Common Ground, Uncommon Gifts
Uncommon Gifts: Growing Peace and Harmony through Stories, Reflections, and Practices in the Natural World
Author: Barbara A Meyers
Pub: Balboa Press
Price: US $17.99
I’m not one for self-help books or guides to spirituality and was – I have to say – a bit dismayed when this book landed in my in-tray. It was publicised in conjunction with a ‘report’ questioning if it was ‘too late to prevent further [climate change related] disaster’, and so (without registering the title, to be sure) I had foolishly expected it to be a more scientific manual outlining personal steps one could take to deal with global warming.
And while in principal I admire many of the book’s aims – in the first chapter, it claims to be ‘a guide for individuals, families, and communities wishing to be effective stewards of their own lives and the life of the planet’ – its New-Age mawkishness made me feel a bit nauseous from the start, and occasionally nearly brought me to tears (and, rest assured, they weren’t soppy tears of joy).
Before I even tried to read the body of the book, I wanted to learn about the author, including what the ‘MSW’ beside her name stood for (as‘municipal solid waste’ was out of the question), and so I flipped to the back. Instead of a description of Barbara A Meyers’s Master’s in Social Work and subsequent career, I was greeted with this: ‘Like the ever-widening circles created when a stone is dropped into still water, the natural world has enveloped Barbara’s life. From her first experience of a small wriggling fish at the end of a homemade pole and line, she has been captured by the wonders of nature. That wonder and curiosity have been steady companions all the years of her life.’ And so on.
Now, I love nature as much as the next girl (and probably a great deal more than many), but such maudlin over-sentimentality almost (almost being key) makes me feel like I’d rather be aligned with those who don’t.
In any case, on to the book itself. The bulk of it is centred around the idea of the ‘Medicine Wheel’, an important symbol
to many ancient Meso-American tribes, who often visualised it as a circle representing all of life.

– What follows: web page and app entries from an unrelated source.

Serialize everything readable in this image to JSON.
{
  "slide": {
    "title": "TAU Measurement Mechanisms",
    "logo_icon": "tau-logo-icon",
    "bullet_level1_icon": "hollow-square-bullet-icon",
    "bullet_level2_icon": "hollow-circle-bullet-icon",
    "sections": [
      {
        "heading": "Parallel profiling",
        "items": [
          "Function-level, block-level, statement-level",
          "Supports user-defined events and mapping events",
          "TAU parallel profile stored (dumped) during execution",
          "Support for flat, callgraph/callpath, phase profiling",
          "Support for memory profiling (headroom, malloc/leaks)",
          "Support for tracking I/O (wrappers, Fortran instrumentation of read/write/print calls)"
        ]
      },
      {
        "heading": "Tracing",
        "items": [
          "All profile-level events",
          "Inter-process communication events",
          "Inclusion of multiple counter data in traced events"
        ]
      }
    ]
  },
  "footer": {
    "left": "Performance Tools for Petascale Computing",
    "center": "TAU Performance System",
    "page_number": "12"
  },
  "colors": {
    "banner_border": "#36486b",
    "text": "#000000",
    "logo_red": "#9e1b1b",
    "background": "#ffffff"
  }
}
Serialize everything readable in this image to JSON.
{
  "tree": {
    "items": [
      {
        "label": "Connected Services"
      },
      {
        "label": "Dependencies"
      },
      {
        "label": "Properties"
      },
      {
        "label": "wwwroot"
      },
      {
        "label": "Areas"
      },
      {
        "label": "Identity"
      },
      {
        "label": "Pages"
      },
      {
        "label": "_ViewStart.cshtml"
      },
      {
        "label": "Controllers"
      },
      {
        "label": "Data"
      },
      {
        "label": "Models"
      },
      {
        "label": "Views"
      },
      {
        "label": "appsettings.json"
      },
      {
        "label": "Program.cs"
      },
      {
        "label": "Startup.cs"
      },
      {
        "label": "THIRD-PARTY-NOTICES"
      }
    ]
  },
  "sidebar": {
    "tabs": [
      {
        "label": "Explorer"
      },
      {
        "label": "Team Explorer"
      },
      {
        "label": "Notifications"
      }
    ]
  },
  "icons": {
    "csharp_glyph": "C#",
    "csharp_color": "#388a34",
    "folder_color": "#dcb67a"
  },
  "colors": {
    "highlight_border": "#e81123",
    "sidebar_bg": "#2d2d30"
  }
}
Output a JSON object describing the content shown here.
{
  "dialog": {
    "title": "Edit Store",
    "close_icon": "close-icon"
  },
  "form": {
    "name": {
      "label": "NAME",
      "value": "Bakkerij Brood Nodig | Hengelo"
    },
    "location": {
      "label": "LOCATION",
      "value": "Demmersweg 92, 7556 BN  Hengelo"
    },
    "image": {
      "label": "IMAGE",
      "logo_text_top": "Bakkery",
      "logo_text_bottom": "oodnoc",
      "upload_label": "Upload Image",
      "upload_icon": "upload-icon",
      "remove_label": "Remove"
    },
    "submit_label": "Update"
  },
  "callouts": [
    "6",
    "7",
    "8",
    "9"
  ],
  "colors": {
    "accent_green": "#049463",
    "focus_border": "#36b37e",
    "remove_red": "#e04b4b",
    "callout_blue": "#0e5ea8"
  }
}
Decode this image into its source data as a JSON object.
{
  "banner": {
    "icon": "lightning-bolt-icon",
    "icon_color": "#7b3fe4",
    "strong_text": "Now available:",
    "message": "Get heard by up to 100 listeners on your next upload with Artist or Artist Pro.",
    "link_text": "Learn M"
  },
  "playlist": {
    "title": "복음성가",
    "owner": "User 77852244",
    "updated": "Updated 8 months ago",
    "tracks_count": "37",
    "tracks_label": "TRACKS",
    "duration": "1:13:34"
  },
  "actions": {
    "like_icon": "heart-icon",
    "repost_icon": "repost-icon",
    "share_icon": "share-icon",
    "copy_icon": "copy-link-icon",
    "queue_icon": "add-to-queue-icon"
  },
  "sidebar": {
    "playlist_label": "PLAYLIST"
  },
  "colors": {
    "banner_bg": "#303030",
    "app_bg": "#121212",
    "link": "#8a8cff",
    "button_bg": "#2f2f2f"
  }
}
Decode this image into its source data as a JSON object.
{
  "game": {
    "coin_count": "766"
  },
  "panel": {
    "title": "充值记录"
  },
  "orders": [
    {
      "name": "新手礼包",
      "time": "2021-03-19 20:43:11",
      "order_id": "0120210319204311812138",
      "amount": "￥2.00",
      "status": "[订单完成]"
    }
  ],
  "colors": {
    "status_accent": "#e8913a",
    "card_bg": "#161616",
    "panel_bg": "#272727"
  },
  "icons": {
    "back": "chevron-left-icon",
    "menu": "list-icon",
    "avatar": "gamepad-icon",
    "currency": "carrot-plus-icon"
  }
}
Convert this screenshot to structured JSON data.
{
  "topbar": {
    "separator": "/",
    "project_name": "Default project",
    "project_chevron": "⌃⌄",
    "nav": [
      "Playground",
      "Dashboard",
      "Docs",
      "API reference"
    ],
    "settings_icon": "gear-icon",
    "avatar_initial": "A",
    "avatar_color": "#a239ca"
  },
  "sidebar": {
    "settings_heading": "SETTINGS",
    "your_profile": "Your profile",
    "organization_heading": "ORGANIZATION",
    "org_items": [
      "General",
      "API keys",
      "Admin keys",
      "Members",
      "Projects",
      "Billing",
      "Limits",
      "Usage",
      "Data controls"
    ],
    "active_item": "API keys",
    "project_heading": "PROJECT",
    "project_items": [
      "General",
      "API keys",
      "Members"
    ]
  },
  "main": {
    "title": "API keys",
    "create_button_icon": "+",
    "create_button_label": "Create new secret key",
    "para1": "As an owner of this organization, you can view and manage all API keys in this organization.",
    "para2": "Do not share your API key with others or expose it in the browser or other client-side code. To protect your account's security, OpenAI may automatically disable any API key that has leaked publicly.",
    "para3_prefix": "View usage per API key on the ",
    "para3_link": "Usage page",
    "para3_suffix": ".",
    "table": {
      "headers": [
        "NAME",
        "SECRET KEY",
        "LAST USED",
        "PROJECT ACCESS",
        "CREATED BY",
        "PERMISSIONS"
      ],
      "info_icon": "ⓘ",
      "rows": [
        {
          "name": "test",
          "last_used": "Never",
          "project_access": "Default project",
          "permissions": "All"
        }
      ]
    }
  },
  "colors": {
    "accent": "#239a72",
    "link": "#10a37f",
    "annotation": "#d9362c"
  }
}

The teachings in the book are relayed through stories, because as an ‘elderwoman’ the author wishes to share the experiences that ‘have helped [her] to
become more fully human’ and because ‘storytelling is the oldest form of teaching’.
And, of course, there is much to be gained from the knowledge of cultures that were quite clearly much better stewards of the planet than modern consumerist society could ever hope to be – such as the focus on self-consciousness outlined in Chapter 2, or the close relationship with food – whether through hunting or harvesting – outlined in Chapter 4.
So, if you’re looking to develop your spirituality along the lines of ancient American civilisations, go ahead and give this book a go. If, on the other hand, you’d like a hard-nosed scientific guide on tackling climate change, steer well clear.Common Ground, Uncommon Gifts is available from Balboa Press.